River crossing skills examined...
Drowning remains a major cause of fatalities amongst kiwi trampers to this day.
|Contemplating a crossing of the Otira River, Arthur's Pass NP|
To cross or not to cross?
|Nice...shallow, slow moving water...can be crossed easily at this point!|
|Crossable with care as part of a group (...why...there is a bridge 100 meters up-river!)|
|Cross these rivers aka swirling vortices of death...don't even think about it!|
Approaching a river
|Is it safe to cross here or should I look for another option?|
|Brew up before crossing a river in Victoria Forest Park|
Look for a safe place to both enter and exit the river. Avoid steep or undercut banks, debris piles and areas with dense vegetation as these will be difficult places to enter and exit.
|The Travers River ford- deep channel near far bank!|
Cross as a group or solo?
|Using the mutual support method|
- Choose a crossing leader before entering the water. They control the crossing- all group members listen close for instructions.
- Choosing a crossing point is a group decision- discuss your options.
- Strongest person to be at upstream end of group
- Upstream person slightly forward of next, you want a shallow incline to the group
- Second strongest person at downstream end of group
- Hands grasp neighbours pack-straps/clothing around their body
- Group should be parallel to the flow of water, this will minimise the force of the water
- Maximum river depth no more than thigh deep. The only exception would be in very slow moving waist deep water. If it is deeper than the thigh DO NOT CROSS regardless of the group size!
- Take small shuffling steps all the way across the water.
- The group moves as one unit- all the way across.
- Move diagonally downstream with the flow of the water. Don't fight the river flow- conserve energy!
- Pack straps loosened and sternum strap undone
- Can be used by 2-5 people, if more than 5 then you need a second group
- Suitable for even and uneven river beds, your neighbours stop you falling into too deep of a hole.
- Always wear footwear as rivers can be slippery.
|Nicely done- group using the mutual support method|
|Solo supported using a pole...|
|...and in deeper water!|
|Solo supported method, pole anchored on river-bed|
|Crossing using trekking poles for support|
General river crossing technique:
|The large and steep catchment area for the Anti Crow River in Arthur's Pass NP|
Equally, if a river is too high to cross find shelter and wait. It is highly likely that the water level will be much lower after a couple of hours of fine weather. Comprise a striking haiku as you wait...
Undo any sternum straps and loosen but do not remove your waist belt. Sternum straps are a possible choking hazard as the buoyancy of your pack can force them up towards your neck. The waist belt will help with stability if you fall into the water.

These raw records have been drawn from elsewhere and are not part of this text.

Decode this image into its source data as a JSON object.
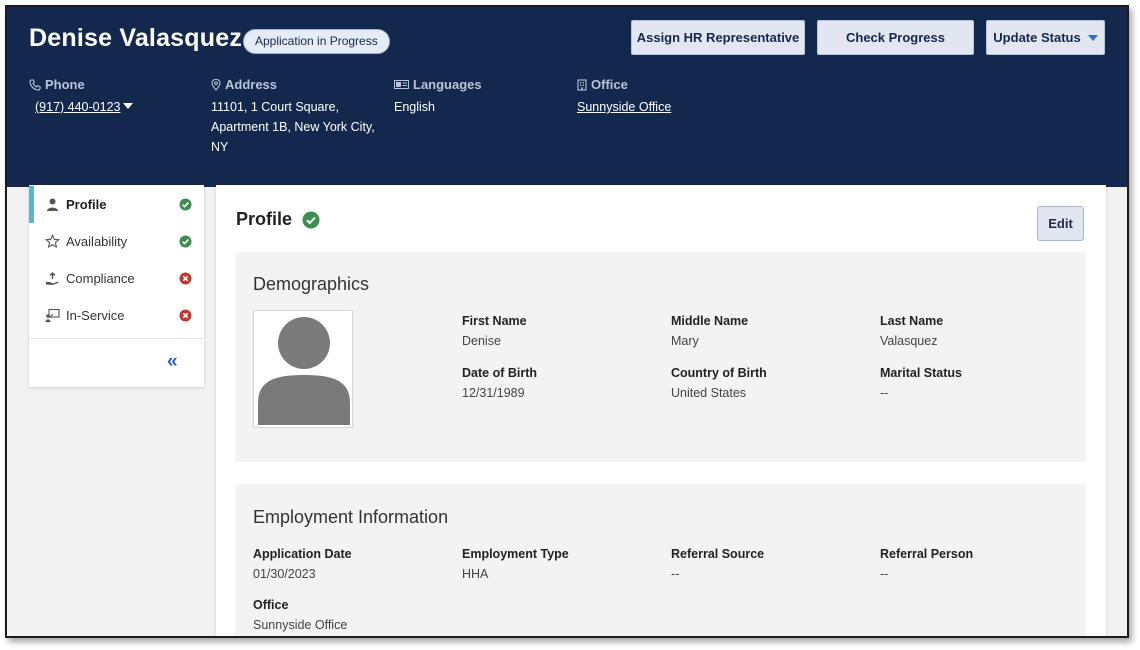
{
  "header": {
    "name": "Denise Valasquez",
    "status_badge": "Application in Progress",
    "buttons": {
      "assign_hr": "Assign HR Representative",
      "check_progress": "Check Progress",
      "update_status": "Update Status"
    },
    "phone": {
      "label": "Phone",
      "value": "(917) 440-0123"
    },
    "address": {
      "label": "Address",
      "line1": "11101, 1 Court Square,",
      "line2": "Apartment 1B, New York City,",
      "line3": "NY"
    },
    "languages": {
      "label": "Languages",
      "value": "English"
    },
    "office": {
      "label": "Office",
      "value": "Sunnyside Office"
    }
  },
  "sidebar": {
    "items": [
      {
        "label": "Profile",
        "icon": "person-icon",
        "status": "complete"
      },
      {
        "label": "Availability",
        "icon": "star-icon",
        "status": "complete"
      },
      {
        "label": "Compliance",
        "icon": "hand-icon",
        "status": "incomplete"
      },
      {
        "label": "In-Service",
        "icon": "training-icon",
        "status": "incomplete"
      }
    ],
    "collapse_glyph": "«"
  },
  "main": {
    "title": "Profile",
    "edit_label": "Edit",
    "demographics": {
      "title": "Demographics",
      "first_name": {
        "label": "First Name",
        "value": "Denise"
      },
      "middle_name": {
        "label": "Middle Name",
        "value": "Mary"
      },
      "last_name": {
        "label": "Last Name",
        "value": "Valasquez"
      },
      "dob": {
        "label": "Date of Birth",
        "value": "12/31/1989"
      },
      "country": {
        "label": "Country of Birth",
        "value": "United States"
      },
      "marital": {
        "label": "Marital Status",
        "value": "--"
      }
    },
    "employment": {
      "title": "Employment Information",
      "application_date": {
        "label": "Application Date",
        "value": "01/30/2023"
      },
      "employment_type": {
        "label": "Employment Type",
        "value": "HHA"
      },
      "referral_source": {
        "label": "Referral Source",
        "value": "--"
      },
      "referral_person": {
        "label": "Referral Person",
        "value": "--"
      },
      "office": {
        "label": "Office",
        "value": "Sunnyside Office"
      }
    }
  },
  "colors": {
    "header_bg": "#13284d",
    "accent": "#61b3c9",
    "success": "#3e8e4f",
    "danger": "#c0392b",
    "link_blue": "#2f5fbf"
  }
}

|Sternum straps as a choking hazard...|
|Bad crossing technique: don't do this...|
|...and never do this!|
|Standard MSC pack liner bag|
|My pack showing my plastic pack liner exposed!|
What if I fall mid stream?
|Sculling to safety after a river mishap, photo from MSC website|
|Pushing straps to stabilise pack|
|Regrouping and drying off after river crossing|
Practice makes perfect, but....!
|Contemplating my 7th crossing of a very low Waimakiriri River at Klondyke Corner, 2018|
Be safe out there!